Planning for climate change resiliency is an increasingly pressing requirement for communities throughout the world and the Delaware Valley Regional Planning Commission (DVRPC) region. In order to help local officials, non-profits, and communities with this process, numerous planning tools have been developed by a wide range of public and private agencies. Accordingly, the purpose of this paper is to explain, organize, and prioritize the tools that currently exist in order to select ones that are broadly accessible to a wide range of organizations, applicable across a range of sectors, and not overly redundant. During this selection process, a list of over 60 tools was winnowed down to a final toolkit of 18 that are particularly useful at any stage in the resiliency planning process and can be used for communities throughout the DVRPC region.
The heavy precipitation and flooding of 2019 was one for the history books. This report looks back at the major climate events and impacts of 2019 in the Missouri River Basin.
In the third quarter of 2017, Hurricanes Harvey, Irma and Maria revealed some significant vulnerabilities in the national and regional supply chains of Texas, Florida, the U.S. Virgin Islands, and Puerto Rico. Drawing on lessons learned during the 2017 hurricanes, this report explores future strategies to improve supply chain management in disaster situations. It makes recommendations to strengthen the roles of continuity planning, partnerships between civic leaders with small businesses, and infrastructure investment to ensure that essential supply chains will remain operational in the next major disaster. Focusing on the supply chains food, fuel, water, pharmaceutical, and medical supplies, the recommendations of this report will assist FEMA as well as state and local officials, private sector decision makers, civic leaders, and others who can help ensure that supply chains remain robust and resilient in the face of natural disasters.

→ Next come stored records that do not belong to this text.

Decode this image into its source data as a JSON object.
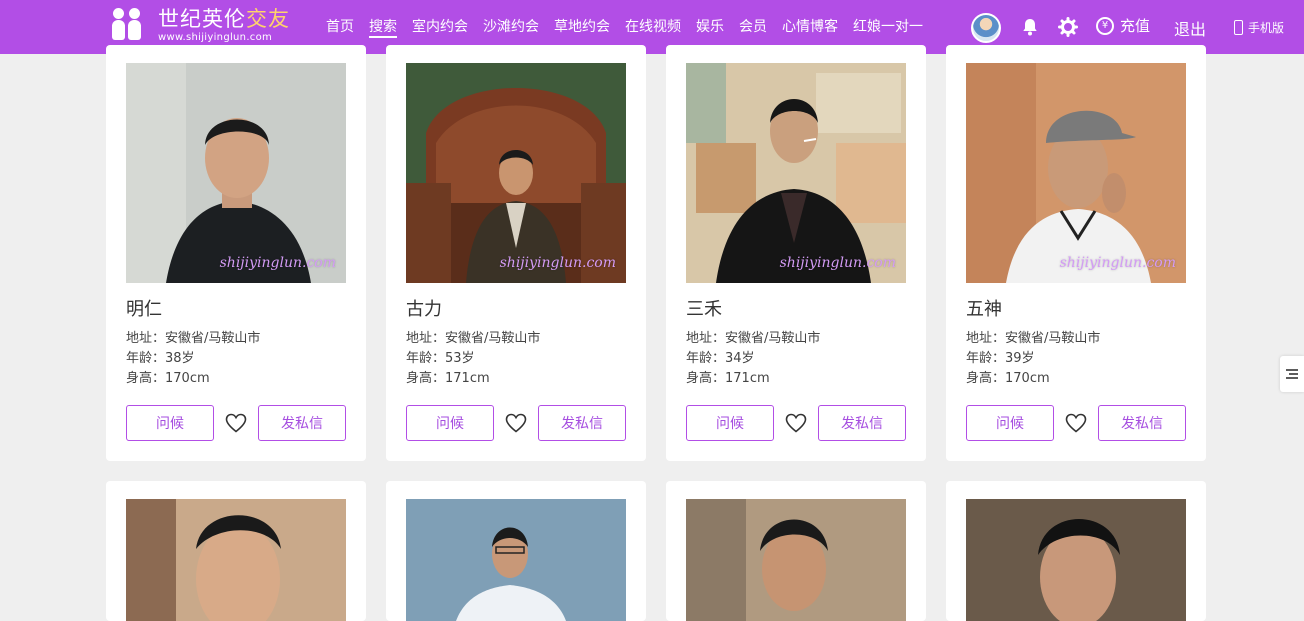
{
  "header": {
    "logo_title_a": "世纪英伦",
    "logo_title_b": "交友",
    "logo_url": "www.shijiyinglun.com",
    "nav": [
      "首页",
      "搜索",
      "室内约会",
      "沙滩约会",
      "草地约会",
      "在线视频",
      "娱乐",
      "会员",
      "心情博客",
      "红娘一对一"
    ],
    "active_nav": "搜索",
    "recharge_label": "充值",
    "recharge_icon": "¥",
    "logout_label": "退出",
    "mobile_label": "手机版"
  },
  "labels": {
    "greet": "问候",
    "message": "发私信",
    "watermark": "shijiyinglun.com"
  },
  "profiles": [
    {
      "name": "明仁",
      "address": "地址：安徽省/马鞍山市",
      "age": "年龄：38岁",
      "height": "身高：170cm"
    },
    {
      "name": "古力",
      "address": "地址：安徽省/马鞍山市",
      "age": "年龄：53岁",
      "height": "身高：171cm"
    },
    {
      "name": "三禾",
      "address": "地址：安徽省/马鞍山市",
      "age": "年龄：34岁",
      "height": "身高：171cm"
    },
    {
      "name": "五神",
      "address": "地址：安徽省/马鞍山市",
      "age": "年龄：39岁",
      "height": "身高：170cm"
    }
  ],
  "colors": {
    "brand": "#b24ee6",
    "accent": "#ffd36b",
    "button_text": "#a64ee0"
  }
}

Thin-layer placement (TLP), an emergent adaptation strategy that mimics natural sediment deposition processes, is one of the only viable options to protect tidal marshes from sea level rise in their current footprint. To improve the success of thin-layer placement projects, a collaborative research team at Narragansett Bay and Elkhorn Slough led coordinated restoration experiments at eight National Estuarine Research Reserves on the U.S. East and West coasts to test TLP across diverse marsh plant communities, and produced guidance and recommendations for TLP use. This guidance document is intended to help restoration practitioners, property owners, coastal managers, and funders better understand this strategy for tidal marsh restoration and resilience in the face of sea level rise.